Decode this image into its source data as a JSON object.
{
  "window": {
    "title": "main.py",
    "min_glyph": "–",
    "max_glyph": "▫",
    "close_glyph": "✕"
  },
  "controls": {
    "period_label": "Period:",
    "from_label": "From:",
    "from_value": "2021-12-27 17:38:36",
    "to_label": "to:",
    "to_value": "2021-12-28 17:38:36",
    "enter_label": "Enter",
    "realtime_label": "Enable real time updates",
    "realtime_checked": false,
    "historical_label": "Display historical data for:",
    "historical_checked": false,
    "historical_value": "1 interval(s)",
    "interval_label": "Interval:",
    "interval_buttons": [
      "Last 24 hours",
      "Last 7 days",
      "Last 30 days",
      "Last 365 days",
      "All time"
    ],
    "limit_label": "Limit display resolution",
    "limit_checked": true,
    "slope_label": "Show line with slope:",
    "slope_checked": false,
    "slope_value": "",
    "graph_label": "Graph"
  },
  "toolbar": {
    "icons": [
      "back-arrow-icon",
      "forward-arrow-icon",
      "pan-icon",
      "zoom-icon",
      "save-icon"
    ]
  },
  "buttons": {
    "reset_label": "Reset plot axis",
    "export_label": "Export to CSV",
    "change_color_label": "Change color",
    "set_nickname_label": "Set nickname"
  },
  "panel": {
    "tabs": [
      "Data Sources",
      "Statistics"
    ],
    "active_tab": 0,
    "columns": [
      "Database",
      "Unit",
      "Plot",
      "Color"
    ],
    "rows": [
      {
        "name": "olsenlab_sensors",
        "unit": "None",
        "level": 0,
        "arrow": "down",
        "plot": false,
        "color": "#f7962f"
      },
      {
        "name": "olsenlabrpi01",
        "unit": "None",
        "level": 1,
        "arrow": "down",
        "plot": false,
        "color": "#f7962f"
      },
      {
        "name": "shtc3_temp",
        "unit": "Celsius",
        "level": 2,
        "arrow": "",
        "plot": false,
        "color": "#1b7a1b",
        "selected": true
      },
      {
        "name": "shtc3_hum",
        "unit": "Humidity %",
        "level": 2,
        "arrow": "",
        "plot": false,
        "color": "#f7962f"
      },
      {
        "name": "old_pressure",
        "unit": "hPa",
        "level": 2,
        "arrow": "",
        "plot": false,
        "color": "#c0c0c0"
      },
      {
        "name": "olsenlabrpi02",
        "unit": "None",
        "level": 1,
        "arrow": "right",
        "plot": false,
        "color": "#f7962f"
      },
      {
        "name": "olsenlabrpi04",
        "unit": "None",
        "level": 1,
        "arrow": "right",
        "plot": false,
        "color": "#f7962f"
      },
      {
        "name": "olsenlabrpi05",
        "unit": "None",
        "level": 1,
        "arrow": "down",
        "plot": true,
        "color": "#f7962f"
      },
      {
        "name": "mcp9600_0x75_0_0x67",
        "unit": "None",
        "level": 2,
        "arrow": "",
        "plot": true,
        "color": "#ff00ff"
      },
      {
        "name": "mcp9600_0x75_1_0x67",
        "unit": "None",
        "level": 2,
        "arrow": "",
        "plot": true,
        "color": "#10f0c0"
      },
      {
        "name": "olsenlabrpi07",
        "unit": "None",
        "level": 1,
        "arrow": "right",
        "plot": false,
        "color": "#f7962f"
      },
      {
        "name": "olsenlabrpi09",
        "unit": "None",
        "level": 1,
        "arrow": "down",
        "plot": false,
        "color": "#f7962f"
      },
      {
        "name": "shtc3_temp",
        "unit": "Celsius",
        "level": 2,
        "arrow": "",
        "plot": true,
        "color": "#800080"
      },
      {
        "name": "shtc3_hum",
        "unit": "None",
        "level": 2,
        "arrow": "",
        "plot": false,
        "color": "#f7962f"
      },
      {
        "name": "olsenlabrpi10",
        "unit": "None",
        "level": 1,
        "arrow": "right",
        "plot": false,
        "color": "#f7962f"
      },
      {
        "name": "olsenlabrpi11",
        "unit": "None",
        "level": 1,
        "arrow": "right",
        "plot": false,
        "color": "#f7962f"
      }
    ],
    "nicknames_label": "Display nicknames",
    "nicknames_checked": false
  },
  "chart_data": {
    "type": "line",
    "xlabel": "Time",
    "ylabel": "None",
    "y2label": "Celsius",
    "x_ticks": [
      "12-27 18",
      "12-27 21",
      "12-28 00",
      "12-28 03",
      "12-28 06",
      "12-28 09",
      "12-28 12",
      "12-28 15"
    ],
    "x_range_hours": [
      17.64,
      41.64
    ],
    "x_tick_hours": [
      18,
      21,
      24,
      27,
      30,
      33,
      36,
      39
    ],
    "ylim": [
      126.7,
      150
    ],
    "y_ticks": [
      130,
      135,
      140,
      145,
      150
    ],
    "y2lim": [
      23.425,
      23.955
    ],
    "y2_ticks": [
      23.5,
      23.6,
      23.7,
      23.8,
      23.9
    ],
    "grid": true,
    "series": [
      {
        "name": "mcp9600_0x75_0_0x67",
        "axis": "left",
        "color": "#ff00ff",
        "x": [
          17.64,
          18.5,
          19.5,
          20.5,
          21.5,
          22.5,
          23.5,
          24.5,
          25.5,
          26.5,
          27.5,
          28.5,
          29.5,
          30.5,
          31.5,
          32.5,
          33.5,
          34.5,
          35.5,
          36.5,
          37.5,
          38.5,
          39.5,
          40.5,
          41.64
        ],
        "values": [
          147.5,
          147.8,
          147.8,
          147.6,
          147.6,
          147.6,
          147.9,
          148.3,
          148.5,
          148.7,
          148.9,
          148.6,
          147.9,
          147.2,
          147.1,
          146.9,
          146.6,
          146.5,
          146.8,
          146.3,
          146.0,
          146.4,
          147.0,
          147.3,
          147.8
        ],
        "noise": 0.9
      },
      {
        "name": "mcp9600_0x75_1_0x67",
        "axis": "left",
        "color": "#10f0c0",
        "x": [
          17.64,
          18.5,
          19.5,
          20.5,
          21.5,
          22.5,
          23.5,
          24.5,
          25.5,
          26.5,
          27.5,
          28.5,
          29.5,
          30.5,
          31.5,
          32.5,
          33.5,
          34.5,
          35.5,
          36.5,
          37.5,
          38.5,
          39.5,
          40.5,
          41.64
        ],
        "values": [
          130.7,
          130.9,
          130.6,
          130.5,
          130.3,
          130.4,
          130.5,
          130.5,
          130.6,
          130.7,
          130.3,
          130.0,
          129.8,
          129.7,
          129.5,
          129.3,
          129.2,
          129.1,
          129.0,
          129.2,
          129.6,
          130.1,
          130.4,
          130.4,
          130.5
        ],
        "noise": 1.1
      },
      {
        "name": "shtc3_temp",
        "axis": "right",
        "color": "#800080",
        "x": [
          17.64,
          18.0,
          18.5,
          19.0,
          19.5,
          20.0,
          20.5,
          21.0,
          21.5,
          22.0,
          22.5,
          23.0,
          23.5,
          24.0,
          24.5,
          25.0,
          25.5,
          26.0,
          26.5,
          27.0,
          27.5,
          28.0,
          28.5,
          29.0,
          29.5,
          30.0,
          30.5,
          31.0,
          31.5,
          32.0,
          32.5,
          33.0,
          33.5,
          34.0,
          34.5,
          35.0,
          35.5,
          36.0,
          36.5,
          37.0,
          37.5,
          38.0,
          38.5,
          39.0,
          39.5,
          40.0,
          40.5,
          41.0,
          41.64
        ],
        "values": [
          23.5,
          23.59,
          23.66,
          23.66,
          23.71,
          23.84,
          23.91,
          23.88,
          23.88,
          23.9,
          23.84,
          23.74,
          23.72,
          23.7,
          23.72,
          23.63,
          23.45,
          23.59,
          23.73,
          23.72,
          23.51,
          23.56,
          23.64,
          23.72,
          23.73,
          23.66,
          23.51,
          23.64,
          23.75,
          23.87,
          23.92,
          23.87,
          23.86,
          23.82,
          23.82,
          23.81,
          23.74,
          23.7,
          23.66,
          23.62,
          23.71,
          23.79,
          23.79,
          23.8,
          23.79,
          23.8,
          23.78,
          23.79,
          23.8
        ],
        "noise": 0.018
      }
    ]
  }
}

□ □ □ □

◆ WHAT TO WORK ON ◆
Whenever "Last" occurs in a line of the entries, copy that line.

◆ OUTPUT OF THE EXERCISE ◆
      "Last 24 hours",
      "Last 7 days",
      "Last 30 days",
      "Last 365 days",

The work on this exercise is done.